- [Directions]: Copy, from the data below, every line that has "RODRIGUES" in it.
__________
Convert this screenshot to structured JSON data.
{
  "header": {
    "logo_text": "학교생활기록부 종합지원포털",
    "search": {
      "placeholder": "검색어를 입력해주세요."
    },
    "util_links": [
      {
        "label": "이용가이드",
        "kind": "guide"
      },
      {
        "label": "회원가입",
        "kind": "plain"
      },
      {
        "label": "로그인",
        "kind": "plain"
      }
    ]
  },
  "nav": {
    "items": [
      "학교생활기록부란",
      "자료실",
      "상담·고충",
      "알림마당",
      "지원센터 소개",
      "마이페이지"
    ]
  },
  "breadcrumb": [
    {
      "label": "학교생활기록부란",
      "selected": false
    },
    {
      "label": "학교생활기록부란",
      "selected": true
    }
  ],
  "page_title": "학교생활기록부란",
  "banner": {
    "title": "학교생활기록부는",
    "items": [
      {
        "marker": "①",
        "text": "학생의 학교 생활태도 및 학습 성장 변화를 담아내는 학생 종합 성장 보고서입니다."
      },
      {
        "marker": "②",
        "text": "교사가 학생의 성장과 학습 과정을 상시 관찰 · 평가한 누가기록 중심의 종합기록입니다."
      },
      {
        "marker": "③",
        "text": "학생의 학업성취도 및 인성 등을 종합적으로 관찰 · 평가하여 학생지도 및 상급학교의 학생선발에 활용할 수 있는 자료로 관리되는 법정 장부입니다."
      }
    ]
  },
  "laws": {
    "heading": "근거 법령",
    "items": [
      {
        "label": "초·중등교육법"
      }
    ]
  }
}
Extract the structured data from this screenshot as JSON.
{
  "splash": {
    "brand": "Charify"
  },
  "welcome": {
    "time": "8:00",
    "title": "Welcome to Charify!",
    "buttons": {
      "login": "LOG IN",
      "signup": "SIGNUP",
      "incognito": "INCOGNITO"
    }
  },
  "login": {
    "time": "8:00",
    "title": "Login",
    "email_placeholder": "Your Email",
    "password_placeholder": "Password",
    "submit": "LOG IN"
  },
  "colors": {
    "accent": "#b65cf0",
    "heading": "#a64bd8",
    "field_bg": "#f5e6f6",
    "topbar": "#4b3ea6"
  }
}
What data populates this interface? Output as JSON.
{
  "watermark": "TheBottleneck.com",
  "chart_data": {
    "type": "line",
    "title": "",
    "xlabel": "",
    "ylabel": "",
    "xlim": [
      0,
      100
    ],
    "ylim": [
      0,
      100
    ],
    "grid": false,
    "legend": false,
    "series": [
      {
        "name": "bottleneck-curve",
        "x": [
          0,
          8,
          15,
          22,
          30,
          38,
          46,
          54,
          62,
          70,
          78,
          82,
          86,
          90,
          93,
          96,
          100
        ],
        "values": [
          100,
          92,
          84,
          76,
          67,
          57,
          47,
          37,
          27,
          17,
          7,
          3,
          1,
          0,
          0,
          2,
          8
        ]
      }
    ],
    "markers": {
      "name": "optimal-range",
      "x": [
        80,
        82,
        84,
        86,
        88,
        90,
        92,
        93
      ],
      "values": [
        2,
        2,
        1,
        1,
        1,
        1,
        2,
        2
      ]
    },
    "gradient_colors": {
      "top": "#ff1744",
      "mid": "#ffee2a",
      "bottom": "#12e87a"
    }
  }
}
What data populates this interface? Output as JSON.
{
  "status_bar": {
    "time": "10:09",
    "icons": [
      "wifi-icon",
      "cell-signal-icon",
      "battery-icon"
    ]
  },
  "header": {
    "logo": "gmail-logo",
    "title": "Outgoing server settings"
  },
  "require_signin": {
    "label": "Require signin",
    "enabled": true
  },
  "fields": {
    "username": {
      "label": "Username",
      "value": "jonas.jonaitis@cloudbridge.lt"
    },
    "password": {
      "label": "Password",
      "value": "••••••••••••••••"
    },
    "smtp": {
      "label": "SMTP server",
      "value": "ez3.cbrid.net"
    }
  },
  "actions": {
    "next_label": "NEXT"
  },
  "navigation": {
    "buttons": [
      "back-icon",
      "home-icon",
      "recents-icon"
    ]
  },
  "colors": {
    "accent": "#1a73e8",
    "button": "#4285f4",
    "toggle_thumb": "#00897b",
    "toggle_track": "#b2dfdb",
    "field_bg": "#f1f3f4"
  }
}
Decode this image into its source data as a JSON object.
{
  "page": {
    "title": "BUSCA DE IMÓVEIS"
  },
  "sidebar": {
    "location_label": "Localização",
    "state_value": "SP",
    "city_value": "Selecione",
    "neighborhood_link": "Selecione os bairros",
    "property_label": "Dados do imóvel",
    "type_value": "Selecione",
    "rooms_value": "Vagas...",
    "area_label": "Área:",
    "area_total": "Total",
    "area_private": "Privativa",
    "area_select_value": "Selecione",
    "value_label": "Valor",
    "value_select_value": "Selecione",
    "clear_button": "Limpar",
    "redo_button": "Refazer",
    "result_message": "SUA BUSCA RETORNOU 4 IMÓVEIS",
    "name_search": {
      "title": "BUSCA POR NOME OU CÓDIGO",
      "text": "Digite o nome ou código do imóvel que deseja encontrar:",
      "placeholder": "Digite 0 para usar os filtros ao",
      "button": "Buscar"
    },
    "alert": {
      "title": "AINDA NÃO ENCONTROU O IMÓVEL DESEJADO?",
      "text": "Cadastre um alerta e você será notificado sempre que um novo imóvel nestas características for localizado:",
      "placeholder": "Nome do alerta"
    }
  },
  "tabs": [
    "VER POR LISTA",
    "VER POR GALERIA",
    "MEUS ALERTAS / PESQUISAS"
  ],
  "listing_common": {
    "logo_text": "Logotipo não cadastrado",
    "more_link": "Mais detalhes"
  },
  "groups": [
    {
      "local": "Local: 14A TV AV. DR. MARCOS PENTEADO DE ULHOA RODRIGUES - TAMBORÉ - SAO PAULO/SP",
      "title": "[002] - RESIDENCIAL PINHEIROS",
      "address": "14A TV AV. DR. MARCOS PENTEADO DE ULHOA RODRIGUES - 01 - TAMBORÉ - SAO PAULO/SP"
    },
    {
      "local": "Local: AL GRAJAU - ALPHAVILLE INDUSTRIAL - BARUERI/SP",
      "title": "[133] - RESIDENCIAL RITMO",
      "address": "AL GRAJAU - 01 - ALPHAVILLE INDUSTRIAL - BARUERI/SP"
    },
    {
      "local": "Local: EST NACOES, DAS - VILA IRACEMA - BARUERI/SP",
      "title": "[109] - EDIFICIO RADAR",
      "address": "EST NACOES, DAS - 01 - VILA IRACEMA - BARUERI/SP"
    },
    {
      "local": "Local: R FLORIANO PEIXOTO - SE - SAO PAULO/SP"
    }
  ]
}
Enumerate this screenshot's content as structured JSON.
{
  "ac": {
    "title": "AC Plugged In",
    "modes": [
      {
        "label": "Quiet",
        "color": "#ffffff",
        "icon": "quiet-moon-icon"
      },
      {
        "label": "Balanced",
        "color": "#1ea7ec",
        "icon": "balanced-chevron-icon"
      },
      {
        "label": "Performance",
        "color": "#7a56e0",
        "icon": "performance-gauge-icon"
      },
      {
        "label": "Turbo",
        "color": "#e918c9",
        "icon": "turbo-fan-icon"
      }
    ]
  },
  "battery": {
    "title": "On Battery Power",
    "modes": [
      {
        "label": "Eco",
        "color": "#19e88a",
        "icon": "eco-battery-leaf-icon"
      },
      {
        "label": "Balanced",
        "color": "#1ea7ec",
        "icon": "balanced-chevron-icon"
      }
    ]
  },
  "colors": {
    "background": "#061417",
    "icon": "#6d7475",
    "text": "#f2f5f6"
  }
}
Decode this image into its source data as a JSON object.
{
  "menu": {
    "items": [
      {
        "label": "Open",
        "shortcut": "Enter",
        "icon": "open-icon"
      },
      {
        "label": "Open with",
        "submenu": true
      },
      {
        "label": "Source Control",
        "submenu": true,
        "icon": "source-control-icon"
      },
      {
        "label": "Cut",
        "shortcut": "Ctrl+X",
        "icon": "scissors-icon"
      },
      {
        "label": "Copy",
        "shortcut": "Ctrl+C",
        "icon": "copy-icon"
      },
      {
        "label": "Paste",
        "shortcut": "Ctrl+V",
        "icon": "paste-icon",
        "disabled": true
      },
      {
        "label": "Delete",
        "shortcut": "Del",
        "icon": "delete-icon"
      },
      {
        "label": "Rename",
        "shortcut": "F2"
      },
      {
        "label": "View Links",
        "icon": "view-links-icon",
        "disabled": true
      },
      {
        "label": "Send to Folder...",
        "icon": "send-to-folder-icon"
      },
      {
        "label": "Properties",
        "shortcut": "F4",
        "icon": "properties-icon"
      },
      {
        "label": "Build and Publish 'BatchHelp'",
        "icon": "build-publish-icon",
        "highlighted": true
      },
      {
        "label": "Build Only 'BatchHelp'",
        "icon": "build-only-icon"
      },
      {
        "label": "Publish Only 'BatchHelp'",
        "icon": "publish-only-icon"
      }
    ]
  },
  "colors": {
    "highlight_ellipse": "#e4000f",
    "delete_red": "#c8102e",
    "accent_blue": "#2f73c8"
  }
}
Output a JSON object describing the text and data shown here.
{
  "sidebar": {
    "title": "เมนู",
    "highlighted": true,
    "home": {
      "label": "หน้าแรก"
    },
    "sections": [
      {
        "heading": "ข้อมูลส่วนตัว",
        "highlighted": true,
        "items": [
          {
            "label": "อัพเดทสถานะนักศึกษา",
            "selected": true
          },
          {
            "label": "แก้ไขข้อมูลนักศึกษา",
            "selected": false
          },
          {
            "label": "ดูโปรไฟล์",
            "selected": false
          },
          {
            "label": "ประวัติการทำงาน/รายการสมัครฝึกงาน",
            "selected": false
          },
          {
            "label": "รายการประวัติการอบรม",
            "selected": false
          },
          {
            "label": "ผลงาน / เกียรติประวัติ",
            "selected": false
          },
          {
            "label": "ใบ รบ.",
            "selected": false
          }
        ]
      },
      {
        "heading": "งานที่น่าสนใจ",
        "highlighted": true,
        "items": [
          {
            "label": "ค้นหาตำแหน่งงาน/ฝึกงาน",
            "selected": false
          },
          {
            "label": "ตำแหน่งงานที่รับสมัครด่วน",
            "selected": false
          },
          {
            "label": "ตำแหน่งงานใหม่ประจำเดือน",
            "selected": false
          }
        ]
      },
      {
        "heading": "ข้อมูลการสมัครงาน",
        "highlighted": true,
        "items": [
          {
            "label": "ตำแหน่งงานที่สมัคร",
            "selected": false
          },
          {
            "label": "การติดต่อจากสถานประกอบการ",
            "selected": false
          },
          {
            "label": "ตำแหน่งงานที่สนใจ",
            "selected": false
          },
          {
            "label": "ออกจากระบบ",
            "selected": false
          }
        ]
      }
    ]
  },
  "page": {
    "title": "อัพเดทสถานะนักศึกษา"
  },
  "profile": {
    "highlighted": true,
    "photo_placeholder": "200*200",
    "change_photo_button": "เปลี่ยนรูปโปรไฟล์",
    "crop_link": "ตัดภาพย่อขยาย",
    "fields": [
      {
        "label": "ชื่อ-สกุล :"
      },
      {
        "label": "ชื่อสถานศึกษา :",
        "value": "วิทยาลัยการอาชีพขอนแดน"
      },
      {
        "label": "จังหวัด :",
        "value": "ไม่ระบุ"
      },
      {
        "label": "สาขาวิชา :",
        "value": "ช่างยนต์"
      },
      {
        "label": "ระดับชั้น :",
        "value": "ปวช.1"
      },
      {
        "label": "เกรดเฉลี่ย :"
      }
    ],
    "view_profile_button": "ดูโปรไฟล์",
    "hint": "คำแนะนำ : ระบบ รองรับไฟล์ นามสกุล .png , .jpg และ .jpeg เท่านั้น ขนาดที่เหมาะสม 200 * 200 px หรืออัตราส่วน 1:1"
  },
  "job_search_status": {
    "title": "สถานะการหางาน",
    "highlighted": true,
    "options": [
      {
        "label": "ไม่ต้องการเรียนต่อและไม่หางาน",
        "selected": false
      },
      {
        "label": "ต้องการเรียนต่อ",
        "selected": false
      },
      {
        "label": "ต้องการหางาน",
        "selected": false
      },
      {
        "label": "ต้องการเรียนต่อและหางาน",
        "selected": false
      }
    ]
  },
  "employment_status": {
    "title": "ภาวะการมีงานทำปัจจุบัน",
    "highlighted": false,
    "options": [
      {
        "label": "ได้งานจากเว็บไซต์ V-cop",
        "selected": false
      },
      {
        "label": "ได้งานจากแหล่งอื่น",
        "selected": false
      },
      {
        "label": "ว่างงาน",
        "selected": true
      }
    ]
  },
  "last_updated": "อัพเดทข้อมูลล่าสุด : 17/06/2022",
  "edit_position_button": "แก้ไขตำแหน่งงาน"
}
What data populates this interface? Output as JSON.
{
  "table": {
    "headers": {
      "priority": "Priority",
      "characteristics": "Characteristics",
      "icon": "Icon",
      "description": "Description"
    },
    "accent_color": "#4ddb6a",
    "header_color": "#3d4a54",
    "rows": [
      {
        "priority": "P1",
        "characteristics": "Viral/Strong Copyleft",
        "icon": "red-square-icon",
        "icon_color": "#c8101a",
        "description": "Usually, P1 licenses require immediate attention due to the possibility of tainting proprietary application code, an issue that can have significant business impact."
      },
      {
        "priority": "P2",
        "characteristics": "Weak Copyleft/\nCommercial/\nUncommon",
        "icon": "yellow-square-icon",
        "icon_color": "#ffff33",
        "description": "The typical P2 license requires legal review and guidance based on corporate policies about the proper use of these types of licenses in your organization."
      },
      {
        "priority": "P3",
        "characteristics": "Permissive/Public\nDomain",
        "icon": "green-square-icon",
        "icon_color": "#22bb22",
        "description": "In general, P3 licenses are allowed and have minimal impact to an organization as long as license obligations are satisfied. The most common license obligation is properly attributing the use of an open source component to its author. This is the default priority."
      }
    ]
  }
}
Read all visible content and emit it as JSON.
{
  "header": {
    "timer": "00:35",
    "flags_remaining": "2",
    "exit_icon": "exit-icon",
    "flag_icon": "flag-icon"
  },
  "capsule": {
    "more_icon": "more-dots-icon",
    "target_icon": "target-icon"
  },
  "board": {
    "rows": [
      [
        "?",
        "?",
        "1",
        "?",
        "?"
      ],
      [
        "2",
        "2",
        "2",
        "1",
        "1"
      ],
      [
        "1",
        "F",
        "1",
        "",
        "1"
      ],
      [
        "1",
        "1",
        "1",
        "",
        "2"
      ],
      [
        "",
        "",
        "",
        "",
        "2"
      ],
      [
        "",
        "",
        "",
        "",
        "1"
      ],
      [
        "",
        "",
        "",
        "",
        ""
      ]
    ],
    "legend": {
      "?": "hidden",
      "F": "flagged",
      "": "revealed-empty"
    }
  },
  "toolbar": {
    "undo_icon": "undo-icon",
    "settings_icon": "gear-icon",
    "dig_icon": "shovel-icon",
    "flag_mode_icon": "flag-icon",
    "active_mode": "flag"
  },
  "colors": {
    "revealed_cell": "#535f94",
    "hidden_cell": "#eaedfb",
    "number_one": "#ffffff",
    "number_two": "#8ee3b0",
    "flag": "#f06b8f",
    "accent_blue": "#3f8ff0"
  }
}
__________
- [Solved exercise]:
      "local": "Local: 14A TV AV. DR. MARCOS PENTEADO DE ULHOA RODRIGUES - TAMBORÉ - SAO PAULO/SP",
      "address": "14A TV AV. DR. MARCOS PENTEADO DE ULHOA RODRIGUES - 01 - TAMBORÉ - SAO PAULO/SP"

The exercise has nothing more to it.